*** Opening Data extract ***

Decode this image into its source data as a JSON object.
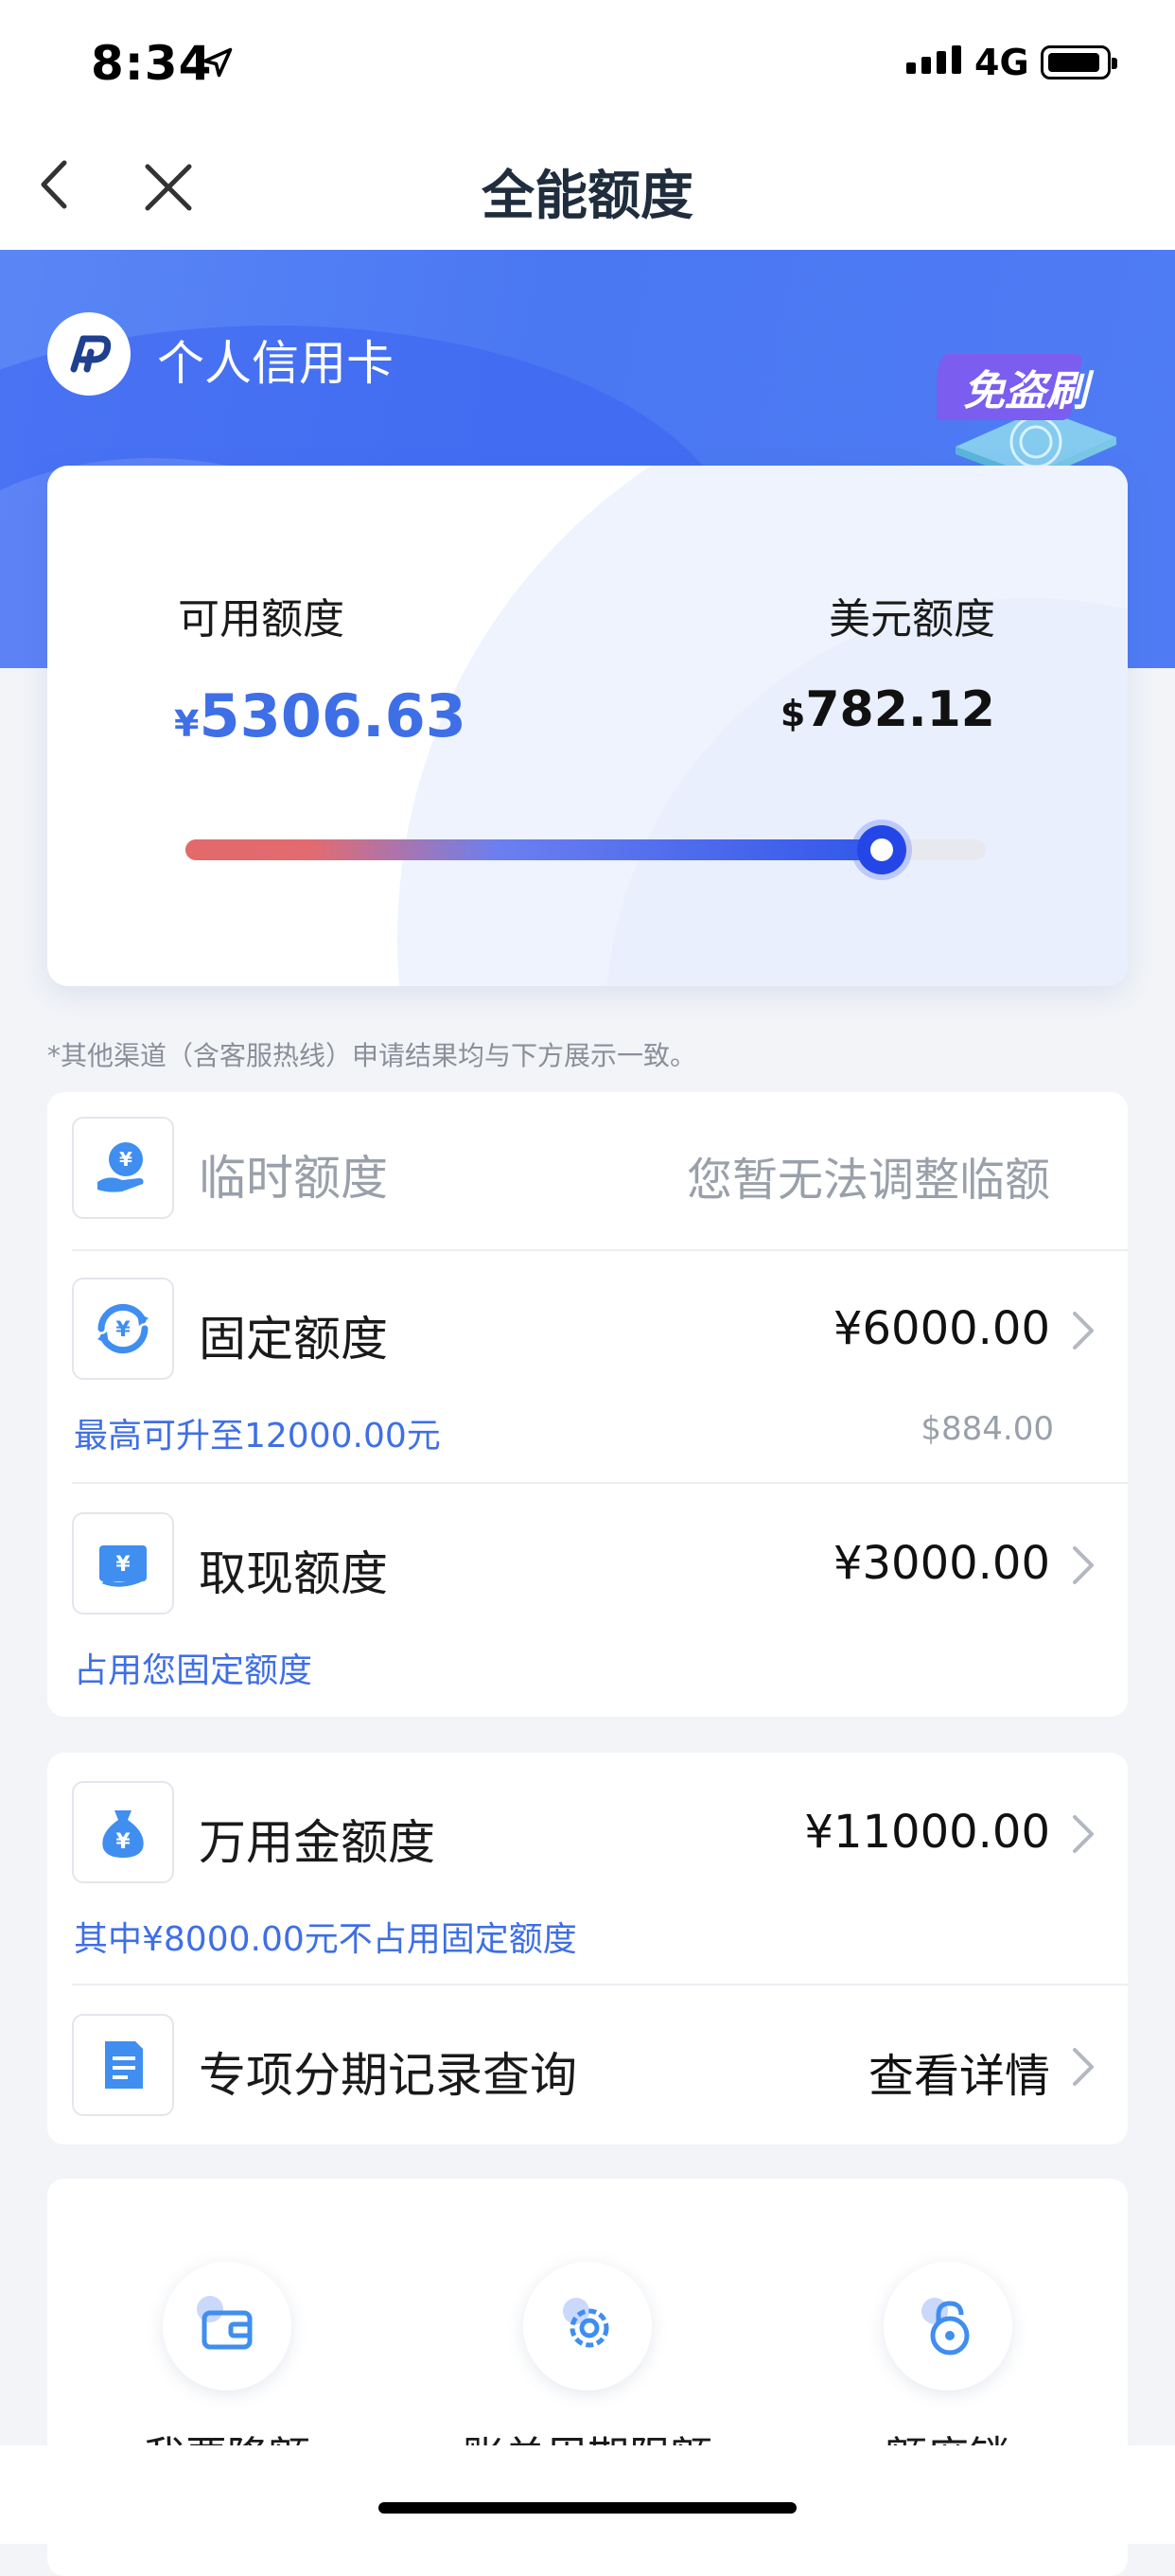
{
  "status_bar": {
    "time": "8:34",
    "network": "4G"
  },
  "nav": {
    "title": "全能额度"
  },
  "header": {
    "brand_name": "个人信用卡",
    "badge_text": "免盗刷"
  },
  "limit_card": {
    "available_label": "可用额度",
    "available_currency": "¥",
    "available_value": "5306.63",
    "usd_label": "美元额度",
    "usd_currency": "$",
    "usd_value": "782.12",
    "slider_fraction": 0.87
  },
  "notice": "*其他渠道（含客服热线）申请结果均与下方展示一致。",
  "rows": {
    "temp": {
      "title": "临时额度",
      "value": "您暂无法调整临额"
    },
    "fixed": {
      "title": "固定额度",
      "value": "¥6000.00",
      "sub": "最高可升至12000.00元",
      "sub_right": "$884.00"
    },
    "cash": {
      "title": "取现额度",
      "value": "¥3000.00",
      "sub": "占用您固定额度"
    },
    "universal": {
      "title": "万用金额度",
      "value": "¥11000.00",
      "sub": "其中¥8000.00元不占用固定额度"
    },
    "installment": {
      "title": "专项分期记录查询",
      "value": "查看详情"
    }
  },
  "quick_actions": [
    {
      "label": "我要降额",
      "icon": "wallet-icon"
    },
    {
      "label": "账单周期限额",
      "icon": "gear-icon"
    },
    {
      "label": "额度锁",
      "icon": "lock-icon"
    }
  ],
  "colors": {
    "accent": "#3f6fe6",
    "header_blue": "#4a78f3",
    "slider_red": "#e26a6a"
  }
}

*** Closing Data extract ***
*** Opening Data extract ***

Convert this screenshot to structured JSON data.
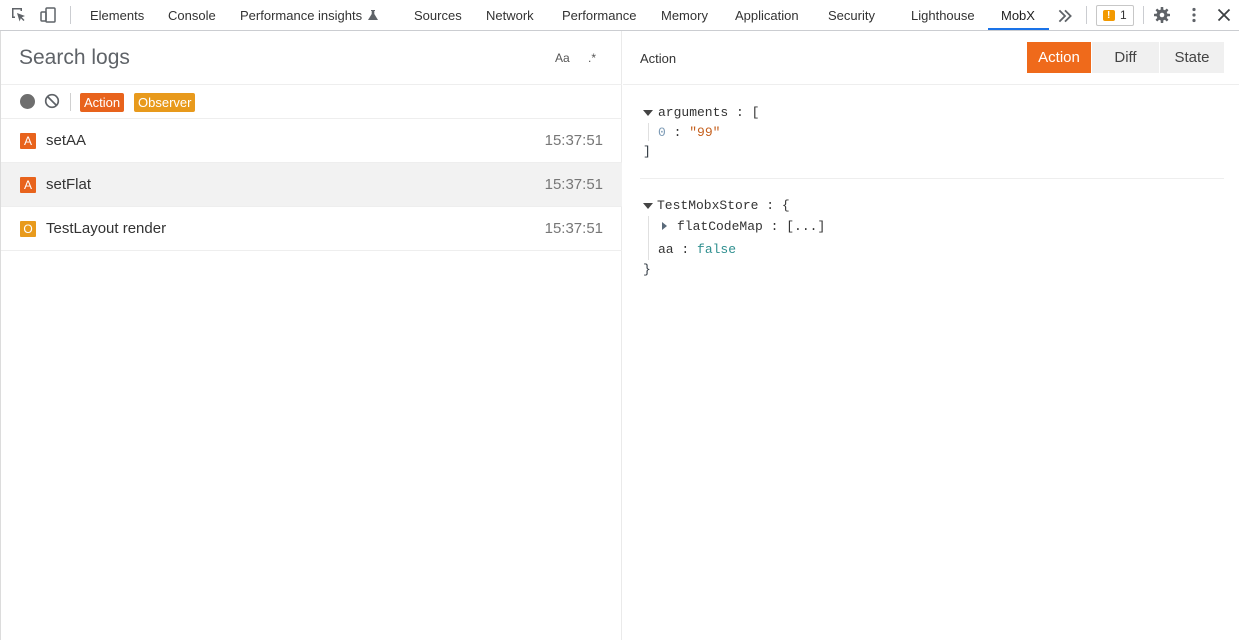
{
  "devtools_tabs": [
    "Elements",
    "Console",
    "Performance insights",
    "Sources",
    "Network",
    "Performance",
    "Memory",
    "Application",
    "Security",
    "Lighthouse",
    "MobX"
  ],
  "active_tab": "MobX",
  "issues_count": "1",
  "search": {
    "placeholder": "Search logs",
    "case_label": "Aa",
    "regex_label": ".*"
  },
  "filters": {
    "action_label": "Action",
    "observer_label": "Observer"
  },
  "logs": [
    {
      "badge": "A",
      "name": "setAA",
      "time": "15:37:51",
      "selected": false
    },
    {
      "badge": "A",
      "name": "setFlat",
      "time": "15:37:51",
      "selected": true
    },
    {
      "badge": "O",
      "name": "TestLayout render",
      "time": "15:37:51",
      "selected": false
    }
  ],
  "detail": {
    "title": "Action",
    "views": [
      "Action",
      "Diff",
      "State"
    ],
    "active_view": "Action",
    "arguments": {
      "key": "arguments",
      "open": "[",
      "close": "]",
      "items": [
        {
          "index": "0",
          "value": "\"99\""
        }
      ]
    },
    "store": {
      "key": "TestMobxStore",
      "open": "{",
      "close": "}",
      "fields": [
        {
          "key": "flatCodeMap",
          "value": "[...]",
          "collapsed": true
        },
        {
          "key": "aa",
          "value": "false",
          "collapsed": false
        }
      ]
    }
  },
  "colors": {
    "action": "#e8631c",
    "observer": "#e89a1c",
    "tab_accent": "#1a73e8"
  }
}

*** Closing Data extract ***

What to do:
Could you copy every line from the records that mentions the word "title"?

Completed task:
    "title": "全能额度"
      "title": "临时额度",
      "title": "固定额度",
      "title": "取现额度",
      "title": "万用金额度",
      "title": "专项分期记录查询",
    "title": "Action",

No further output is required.